Dr Charles Alessi, who is chair of the National Association for Primary Care, told an audience at the commissioning show in London today that the model was attractive and was a third way between the independent contractor status and being part of large groups of integrated providers.

Dr Alessi, who is one of the pioneers of the PMS contract, said that ‘people… are thinking about that now’ as a means to introduce more localism into general practice.

Responding to a question from the floor on the future of the independent contractor status, Dr Alessi explained: ‘I would suggest there’s also another variant we haven’t talked about, and that’s general practice and local government.

‘Because some people I know are thinking about that now. That is really quite attractive in the models you’re describing.’

Speaking to Pulse after the talk, Dr Alessi explained he personally wasn’t advocating the stance, but said: ‘What I am suggesting is, one has to keep a completely open mind about these things.

‘I’m not advocating that everybody immediately gets a contract with their local authority. If you’re thinking in terms of “local” being where things are happening, then clearly there is some benefit of people working with in that system.

‘It’s pretty obvious what the advantage could be.’

Dr Richard Vautrey, deputy chair of the GPC, said: ‘Local authorities would not and should not hold GP contracts. It would be a rapid route to large scale commercial companies taking over. Local authorities are rapidly moving away from holding contracts and instead commissioning private providers to deliver services once done by themselves.’
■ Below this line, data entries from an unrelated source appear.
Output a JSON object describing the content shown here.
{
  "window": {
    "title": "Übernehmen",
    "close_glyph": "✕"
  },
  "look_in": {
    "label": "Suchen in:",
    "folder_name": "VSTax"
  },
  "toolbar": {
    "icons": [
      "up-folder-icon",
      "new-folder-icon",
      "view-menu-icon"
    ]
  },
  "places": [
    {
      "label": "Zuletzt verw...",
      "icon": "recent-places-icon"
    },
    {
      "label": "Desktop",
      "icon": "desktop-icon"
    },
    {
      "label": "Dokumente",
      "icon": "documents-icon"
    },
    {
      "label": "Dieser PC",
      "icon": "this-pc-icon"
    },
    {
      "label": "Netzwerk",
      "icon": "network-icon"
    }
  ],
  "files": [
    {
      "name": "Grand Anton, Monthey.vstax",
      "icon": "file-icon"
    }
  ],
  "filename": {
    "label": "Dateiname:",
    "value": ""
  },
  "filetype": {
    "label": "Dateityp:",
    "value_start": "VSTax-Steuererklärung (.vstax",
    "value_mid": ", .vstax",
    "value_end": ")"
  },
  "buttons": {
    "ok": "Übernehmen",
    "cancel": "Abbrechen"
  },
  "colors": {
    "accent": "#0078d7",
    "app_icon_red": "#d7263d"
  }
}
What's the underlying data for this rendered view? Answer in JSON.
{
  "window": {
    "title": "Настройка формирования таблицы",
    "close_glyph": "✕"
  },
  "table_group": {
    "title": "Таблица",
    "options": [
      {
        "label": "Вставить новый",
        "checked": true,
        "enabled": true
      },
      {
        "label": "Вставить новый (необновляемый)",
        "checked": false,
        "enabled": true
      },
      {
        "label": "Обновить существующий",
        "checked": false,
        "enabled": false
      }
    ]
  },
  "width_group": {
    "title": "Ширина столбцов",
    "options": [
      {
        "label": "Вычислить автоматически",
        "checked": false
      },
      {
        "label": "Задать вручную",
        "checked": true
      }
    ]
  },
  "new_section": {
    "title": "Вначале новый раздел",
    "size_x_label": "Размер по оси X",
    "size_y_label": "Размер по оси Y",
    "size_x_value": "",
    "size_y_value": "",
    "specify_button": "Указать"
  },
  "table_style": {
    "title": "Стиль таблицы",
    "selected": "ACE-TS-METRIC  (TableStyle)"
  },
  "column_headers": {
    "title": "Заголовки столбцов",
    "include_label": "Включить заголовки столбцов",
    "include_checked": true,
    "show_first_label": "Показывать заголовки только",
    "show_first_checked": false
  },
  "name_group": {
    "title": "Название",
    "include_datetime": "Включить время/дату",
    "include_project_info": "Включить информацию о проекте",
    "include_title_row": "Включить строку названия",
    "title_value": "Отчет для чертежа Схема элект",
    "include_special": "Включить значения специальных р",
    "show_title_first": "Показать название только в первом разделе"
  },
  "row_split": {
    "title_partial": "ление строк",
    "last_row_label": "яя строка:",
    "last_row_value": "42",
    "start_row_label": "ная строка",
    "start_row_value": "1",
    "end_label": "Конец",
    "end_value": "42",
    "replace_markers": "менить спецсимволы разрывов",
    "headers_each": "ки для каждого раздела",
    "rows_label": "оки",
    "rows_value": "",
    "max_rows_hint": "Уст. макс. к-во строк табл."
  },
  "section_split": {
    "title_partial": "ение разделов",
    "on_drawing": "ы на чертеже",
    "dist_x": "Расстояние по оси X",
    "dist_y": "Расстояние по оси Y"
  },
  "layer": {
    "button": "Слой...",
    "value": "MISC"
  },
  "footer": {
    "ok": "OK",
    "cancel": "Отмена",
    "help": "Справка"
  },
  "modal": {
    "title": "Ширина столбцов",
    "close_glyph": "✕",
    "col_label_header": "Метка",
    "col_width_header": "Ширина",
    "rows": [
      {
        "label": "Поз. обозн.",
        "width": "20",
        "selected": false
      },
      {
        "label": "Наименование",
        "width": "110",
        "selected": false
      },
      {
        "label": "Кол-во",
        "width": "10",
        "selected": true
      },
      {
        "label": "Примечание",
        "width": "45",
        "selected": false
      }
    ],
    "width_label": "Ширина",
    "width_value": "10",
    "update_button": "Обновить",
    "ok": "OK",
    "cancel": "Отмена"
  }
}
‘The obsession with the independent contractor status is misplaced. The problem is that we only have 3/4 of the necessary funding to make practices sustainable, not the fact that GPs hold the contract. Indeed the ICS is one of the main reasons why general practice is so cost effective and responsive to change.’